Fortunately for your LLC, Pennsylvania’s income taxes are equally simple. They operate much like federal ones do “passing through” to be reported on the owner’s personal return. Plus, the commonwealth doesn’t impose any “franchise” or “privilege” taxes on its LLCs, so you won’t have to worry about that either.
But don’t celebrate just yet, because you’re not completely in the clear. Your LLC may be responsible for more specific commonwealth taxes based on its circumstances. For example, if you sell merchandise, it must pay a Sales Tax and Use Tax. And if you hire employees, it will owe a Withholding Tax and an Unemployment Compensation Tax. The Pennsylvania Online Business Entity Registration is your one-stop shop to register for any of these taxes that might apply.
Plus, depending on your LLC’s location, it may owe a local tax to its city, municipality, or county. Consult your local government’s website to find out.
The Certificate of Organization may have already made your business legitimate, but your LLC might still need to obtain a license before doing business. This all depends, however, on the type of business you run.
As an example, a car dealership would need to obtain licensure from the State Board of Vehicle Manufacturers, Dealers, and Salespersons. Or, let’s say our friend Fanny wanted to offer massage therapy out of her flower shop. She would need to apply for a license through the State Board of Massage Therapy. Check out the Department of State’s Licensing Services page to find a complete list of required licenses.
Certain cities and counties require their own specific licenses on top of any commonwealth-issued ones, so you should also check with your local government.
Some states require business entities to update their information every year by filing annual reports, but Pennsylvania does not. Unless you run a professional LLC or a foreign LLC that provides professional services, you will not need to submit any type of annual filing.
And we’ve come to the end. It’s a long process, and not always easy, but the reward is well worth it. If you’ve made it this far, congratulations! Your Pennsylvania LLC is ready for takeoff. So go ahead and start with that big sale, promotional campaign, or business deal. Maybe you’ll see Fanny out there in the business world, selling her beautiful floral creations.
Need Help Creating Your LLC?
If you even skimmed this guide to look over the steps, you likely got a sense of how many moving parts there are when starting an LLC. Can you do it all yourself? Absolutely. We have complete confidence in you.

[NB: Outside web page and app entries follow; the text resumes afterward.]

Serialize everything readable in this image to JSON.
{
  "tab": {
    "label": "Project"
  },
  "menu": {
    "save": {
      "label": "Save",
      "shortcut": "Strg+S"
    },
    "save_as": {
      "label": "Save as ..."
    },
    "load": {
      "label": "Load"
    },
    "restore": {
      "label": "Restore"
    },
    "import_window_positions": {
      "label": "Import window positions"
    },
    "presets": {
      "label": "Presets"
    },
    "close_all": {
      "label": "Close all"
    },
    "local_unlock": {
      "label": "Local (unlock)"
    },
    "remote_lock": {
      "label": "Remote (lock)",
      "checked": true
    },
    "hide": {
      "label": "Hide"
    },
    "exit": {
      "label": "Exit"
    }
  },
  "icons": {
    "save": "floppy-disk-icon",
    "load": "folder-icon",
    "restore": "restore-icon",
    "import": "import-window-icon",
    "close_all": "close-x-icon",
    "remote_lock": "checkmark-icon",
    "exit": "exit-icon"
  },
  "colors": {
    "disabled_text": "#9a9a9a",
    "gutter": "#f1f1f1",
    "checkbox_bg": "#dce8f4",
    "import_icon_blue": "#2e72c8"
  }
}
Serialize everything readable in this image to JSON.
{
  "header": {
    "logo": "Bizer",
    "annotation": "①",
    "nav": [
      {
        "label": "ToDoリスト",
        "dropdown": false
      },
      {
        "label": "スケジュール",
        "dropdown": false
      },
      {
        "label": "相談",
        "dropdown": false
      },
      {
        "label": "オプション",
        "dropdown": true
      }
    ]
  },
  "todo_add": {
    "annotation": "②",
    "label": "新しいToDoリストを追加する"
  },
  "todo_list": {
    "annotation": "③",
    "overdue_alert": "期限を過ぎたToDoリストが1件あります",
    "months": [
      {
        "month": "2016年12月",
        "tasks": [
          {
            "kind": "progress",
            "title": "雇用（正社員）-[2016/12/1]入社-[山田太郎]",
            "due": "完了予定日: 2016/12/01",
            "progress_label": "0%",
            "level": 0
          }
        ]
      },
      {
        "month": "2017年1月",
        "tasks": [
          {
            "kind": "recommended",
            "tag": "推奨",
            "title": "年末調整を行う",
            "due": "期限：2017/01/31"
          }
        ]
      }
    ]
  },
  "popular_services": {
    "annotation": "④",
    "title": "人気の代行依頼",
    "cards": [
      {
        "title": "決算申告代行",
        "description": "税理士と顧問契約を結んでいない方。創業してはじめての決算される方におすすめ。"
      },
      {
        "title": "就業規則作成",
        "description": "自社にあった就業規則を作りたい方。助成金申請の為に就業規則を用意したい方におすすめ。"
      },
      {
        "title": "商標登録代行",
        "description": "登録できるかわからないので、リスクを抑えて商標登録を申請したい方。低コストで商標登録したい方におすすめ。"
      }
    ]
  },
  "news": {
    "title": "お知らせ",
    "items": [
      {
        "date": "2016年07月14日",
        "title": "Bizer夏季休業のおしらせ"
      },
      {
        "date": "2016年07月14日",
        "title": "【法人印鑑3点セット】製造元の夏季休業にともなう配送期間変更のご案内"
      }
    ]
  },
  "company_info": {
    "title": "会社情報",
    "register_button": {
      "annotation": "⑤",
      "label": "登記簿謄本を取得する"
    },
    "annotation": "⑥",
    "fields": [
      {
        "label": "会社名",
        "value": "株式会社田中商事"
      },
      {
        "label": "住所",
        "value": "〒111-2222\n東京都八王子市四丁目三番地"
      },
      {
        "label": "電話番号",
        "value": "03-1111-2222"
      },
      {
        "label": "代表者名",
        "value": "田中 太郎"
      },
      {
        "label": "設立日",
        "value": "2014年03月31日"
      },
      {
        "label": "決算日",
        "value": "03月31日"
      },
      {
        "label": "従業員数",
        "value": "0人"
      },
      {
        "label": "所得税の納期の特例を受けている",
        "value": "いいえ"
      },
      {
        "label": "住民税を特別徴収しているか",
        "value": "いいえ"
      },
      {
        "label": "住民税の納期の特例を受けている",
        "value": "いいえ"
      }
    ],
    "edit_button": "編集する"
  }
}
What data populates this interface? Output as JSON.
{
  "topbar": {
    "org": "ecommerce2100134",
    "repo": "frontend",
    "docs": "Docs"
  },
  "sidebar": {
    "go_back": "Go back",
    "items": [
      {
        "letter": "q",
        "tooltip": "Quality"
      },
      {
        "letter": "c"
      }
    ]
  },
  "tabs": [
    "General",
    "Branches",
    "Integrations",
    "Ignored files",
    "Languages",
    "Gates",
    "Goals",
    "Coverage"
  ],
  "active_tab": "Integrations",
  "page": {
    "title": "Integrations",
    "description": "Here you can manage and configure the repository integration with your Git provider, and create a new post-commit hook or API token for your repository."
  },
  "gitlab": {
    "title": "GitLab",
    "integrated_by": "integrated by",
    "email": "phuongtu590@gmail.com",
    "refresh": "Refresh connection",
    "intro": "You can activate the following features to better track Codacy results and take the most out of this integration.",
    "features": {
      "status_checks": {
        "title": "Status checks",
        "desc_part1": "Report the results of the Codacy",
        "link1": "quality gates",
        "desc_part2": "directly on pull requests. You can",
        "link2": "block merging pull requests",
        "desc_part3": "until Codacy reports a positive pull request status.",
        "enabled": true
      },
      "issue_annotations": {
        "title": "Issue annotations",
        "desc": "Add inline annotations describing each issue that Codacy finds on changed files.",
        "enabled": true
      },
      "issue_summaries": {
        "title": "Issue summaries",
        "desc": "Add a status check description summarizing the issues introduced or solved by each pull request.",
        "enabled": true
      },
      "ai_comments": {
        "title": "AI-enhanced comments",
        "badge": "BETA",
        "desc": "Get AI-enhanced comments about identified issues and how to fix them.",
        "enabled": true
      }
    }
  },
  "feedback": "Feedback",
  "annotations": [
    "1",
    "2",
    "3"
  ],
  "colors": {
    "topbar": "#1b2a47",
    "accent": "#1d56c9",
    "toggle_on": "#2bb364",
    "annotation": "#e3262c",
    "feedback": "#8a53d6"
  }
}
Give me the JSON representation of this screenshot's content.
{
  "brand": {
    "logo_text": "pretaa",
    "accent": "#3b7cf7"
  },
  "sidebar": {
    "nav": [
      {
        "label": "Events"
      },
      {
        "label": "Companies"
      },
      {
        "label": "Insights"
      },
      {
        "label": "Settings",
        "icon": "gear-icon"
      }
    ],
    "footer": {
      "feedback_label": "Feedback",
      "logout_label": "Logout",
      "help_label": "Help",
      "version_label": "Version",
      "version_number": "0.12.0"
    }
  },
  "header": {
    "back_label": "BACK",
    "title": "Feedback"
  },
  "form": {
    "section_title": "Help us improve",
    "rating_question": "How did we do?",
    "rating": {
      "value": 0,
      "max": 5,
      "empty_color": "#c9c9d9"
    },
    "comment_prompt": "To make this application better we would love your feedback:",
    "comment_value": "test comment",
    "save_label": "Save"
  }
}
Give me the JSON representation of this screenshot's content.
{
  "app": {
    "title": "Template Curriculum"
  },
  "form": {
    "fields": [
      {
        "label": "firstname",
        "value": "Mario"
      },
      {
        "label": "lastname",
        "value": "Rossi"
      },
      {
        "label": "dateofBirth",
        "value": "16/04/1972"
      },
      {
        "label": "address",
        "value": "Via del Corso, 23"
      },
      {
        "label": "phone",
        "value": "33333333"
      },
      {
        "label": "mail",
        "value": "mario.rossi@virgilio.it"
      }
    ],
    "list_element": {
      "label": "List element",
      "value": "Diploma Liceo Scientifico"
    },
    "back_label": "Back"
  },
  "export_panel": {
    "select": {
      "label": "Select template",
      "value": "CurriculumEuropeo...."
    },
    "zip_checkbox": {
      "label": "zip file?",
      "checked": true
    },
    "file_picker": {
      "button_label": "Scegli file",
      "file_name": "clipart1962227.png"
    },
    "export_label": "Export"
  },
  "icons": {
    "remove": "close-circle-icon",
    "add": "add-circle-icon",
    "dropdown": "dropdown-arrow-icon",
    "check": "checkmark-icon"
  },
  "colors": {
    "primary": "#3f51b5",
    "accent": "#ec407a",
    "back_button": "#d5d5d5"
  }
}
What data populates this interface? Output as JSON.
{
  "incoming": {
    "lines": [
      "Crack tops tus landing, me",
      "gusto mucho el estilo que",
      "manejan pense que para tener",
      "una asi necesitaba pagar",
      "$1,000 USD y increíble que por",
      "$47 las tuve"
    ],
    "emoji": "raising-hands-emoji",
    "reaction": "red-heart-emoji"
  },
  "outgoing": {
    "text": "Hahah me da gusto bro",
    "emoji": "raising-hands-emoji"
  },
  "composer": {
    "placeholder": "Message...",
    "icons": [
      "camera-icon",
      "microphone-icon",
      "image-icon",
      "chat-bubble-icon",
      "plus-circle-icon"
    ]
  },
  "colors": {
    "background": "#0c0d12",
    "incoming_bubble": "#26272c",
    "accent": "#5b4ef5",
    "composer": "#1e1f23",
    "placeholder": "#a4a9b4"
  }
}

But if you’d rather hand it off to someone else and not have to worry about it again, we recommend using an LLC service. This way, you can go about your other business responsibilities with the confidence that everything will be submitted correctly and punctually.
Plus, an LLC formation service can handle maintenance items like Annual Reports, so you can take them off your to-do list. And on top of that, many services also provide a registered office.